> Provided data:
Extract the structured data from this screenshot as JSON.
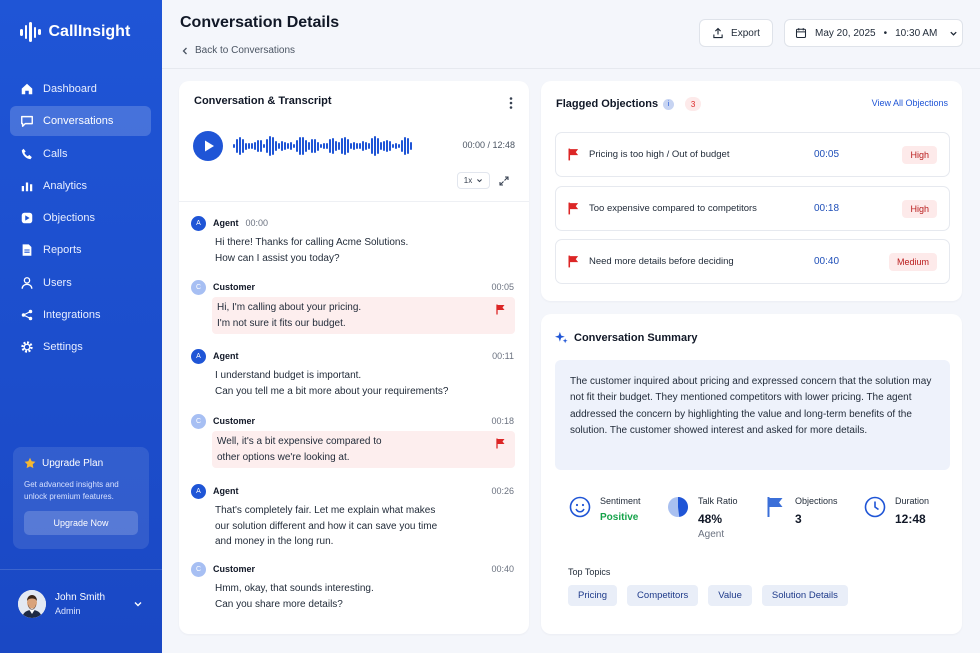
{
  "app": {
    "name": "CallInsight"
  },
  "nav": [
    {
      "label": "Dashboard",
      "icon": "home-icon"
    },
    {
      "label": "Conversations",
      "icon": "chat-icon",
      "active": true
    },
    {
      "label": "Calls",
      "icon": "phone-icon"
    },
    {
      "label": "Analytics",
      "icon": "bar-chart-icon"
    },
    {
      "label": "Objections",
      "icon": "objection-icon"
    },
    {
      "label": "Reports",
      "icon": "document-icon"
    },
    {
      "label": "Users",
      "icon": "user-icon"
    },
    {
      "label": "Integrations",
      "icon": "integrations-icon"
    },
    {
      "label": "Settings",
      "icon": "gear-icon"
    }
  ],
  "upgrade": {
    "title": "Upgrade Plan",
    "desc": "Get advanced insights and unlock premium features.",
    "button": "Upgrade Now"
  },
  "user": {
    "name": "John Smith",
    "role": "Admin"
  },
  "header": {
    "title": "Conversation Details",
    "back": "Back to Conversations",
    "export": "Export",
    "date": "May 20, 2025",
    "time": "10:30 AM"
  },
  "transcript": {
    "title": "Conversation & Transcript",
    "time": "00:00 / 12:48",
    "speed": "1x",
    "messages": [
      {
        "speaker": "Agent",
        "initial": "A",
        "time": "00:00",
        "text": "Hi there! Thanks for calling Acme Solutions.\nHow can I assist you today?"
      },
      {
        "speaker": "Customer",
        "initial": "C",
        "time": "00:05",
        "text": "Hi, I'm calling about your pricing.\nI'm not sure it fits our budget."
      },
      {
        "speaker": "Agent",
        "initial": "A",
        "time": "00:11",
        "text": "I understand budget is important.\nCan you tell me a bit more about your requirements?"
      },
      {
        "speaker": "Customer",
        "initial": "C",
        "time": "00:18",
        "text": "Well, it's a bit expensive compared to\nother options we're looking at."
      },
      {
        "speaker": "Agent",
        "initial": "A",
        "time": "00:26",
        "text": "That's completely fair. Let me explain what makes\nour solution different and how it can save you time\nand money in the long run."
      },
      {
        "speaker": "Customer",
        "initial": "C",
        "time": "00:40",
        "text": "Hmm, okay, that sounds interesting.\nCan you share more details?"
      }
    ]
  },
  "objections": {
    "title": "Flagged Objections",
    "info": "i",
    "count": "3",
    "view_all": "View All Objections",
    "items": [
      {
        "text": "Pricing is too high / Out of budget",
        "time": "00:05",
        "level": "High"
      },
      {
        "text": "Too expensive compared to competitors",
        "time": "00:18",
        "level": "High"
      },
      {
        "text": "Need more details before deciding",
        "time": "00:40",
        "level": "Medium"
      }
    ]
  },
  "summary": {
    "title": "Conversation Summary",
    "text": "The customer inquired about pricing and expressed concern that the solution may not fit their budget. They mentioned competitors with lower pricing. The agent addressed the concern by highlighting the value and long-term benefits of the solution. The customer showed interest and asked for more details.",
    "stats": {
      "sentiment_label": "Sentiment",
      "sentiment_value": "Positive",
      "talk_label": "Talk Ratio",
      "talk_value": "48%",
      "talk_sub": "Agent",
      "talk_fraction": 0.48,
      "obj_label": "Objections",
      "obj_value": "3",
      "dur_label": "Duration",
      "dur_value": "12:48"
    },
    "topics_label": "Top Topics",
    "topics": [
      "Pricing",
      "Competitors",
      "Value",
      "Solution Details"
    ]
  },
  "colors": {
    "accent": "#1f55d6",
    "flag": "#dc2626",
    "positive": "#16a34a"
  }
}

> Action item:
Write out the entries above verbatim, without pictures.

> Answer to the problem:
Extract the structured data from this screenshot as JSON.
{
  "app": {
    "name": "CallInsight"
  },
  "nav": [
    {
      "label": "Dashboard",
      "icon": "home-icon"
    },
    {
      "label": "Conversations",
      "icon": "chat-icon",
      "active": true
    },
    {
      "label": "Calls",
      "icon": "phone-icon"
    },
    {
      "label": "Analytics",
      "icon": "bar-chart-icon"
    },
    {
      "label": "Objections",
      "icon": "objection-icon"
    },
    {
      "label": "Reports",
      "icon": "document-icon"
    },
    {
      "label": "Users",
      "icon": "user-icon"
    },
    {
      "label": "Integrations",
      "icon": "integrations-icon"
    },
    {
      "label": "Settings",
      "icon": "gear-icon"
    }
  ],
  "upgrade": {
    "title": "Upgrade Plan",
    "desc": "Get advanced insights and unlock premium features.",
    "button": "Upgrade Now"
  },
  "user": {
    "name": "John Smith",
    "role": "Admin"
  },
  "header": {
    "title": "Conversation Details",
    "back": "Back to Conversations",
    "export": "Export",
    "date": "May 20, 2025",
    "time": "10:30 AM"
  },
  "transcript": {
    "title": "Conversation & Transcript",
    "time": "00:00 / 12:48",
    "speed": "1x",
    "messages": [
      {
        "speaker": "Agent",
        "initial": "A",
        "time": "00:00",
        "text": "Hi there! Thanks for calling Acme Solutions.\nHow can I assist you today?"
      },
      {
        "speaker": "Customer",
        "initial": "C",
        "time": "00:05",
        "text": "Hi, I'm calling about your pricing.\nI'm not sure it fits our budget."
      },
      {
        "speaker": "Agent",
        "initial": "A",
        "time": "00:11",
        "text": "I understand budget is important.\nCan you tell me a bit more about your requirements?"
      },
      {
        "speaker": "Customer",
        "initial": "C",
        "time": "00:18",
        "text": "Well, it's a bit expensive compared to\nother options we're looking at."
      },
      {
        "speaker": "Agent",
        "initial": "A",
        "time": "00:26",
        "text": "That's completely fair. Let me explain what makes\nour solution different and how it can save you time\nand money in the long run."
      },
      {
        "speaker": "Customer",
        "initial": "C",
        "time": "00:40",
        "text": "Hmm, okay, that sounds interesting.\nCan you share more details?"
      }
    ]
  },
  "objections": {
    "title": "Flagged Objections",
    "info": "i",
    "count": "3",
    "view_all": "View All Objections",
    "items": [
      {
        "text": "Pricing is too high / Out of budget",
        "time": "00:05",
        "level": "High"
      },
      {
        "text": "Too expensive compared to competitors",
        "time": "00:18",
        "level": "High"
      },
      {
        "text": "Need more details before deciding",
        "time": "00:40",
        "level": "Medium"
      }
    ]
  },
  "summary": {
    "title": "Conversation Summary",
    "text": "The customer inquired about pricing and expressed concern that the solution may not fit their budget. They mentioned competitors with lower pricing. The agent addressed the concern by highlighting the value and long-term benefits of the solution. The customer showed interest and asked for more details.",
    "stats": {
      "sentiment_label": "Sentiment",
      "sentiment_value": "Positive",
      "talk_label": "Talk Ratio",
      "talk_value": "48%",
      "talk_sub": "Agent",
      "talk_fraction": 0.48,
      "obj_label": "Objections",
      "obj_value": "3",
      "dur_label": "Duration",
      "dur_value": "12:48"
    },
    "topics_label": "Top Topics",
    "topics": [
      "Pricing",
      "Competitors",
      "Value",
      "Solution Details"
    ]
  },
  "colors": {
    "accent": "#1f55d6",
    "flag": "#dc2626",
    "positive": "#16a34a"
  }
}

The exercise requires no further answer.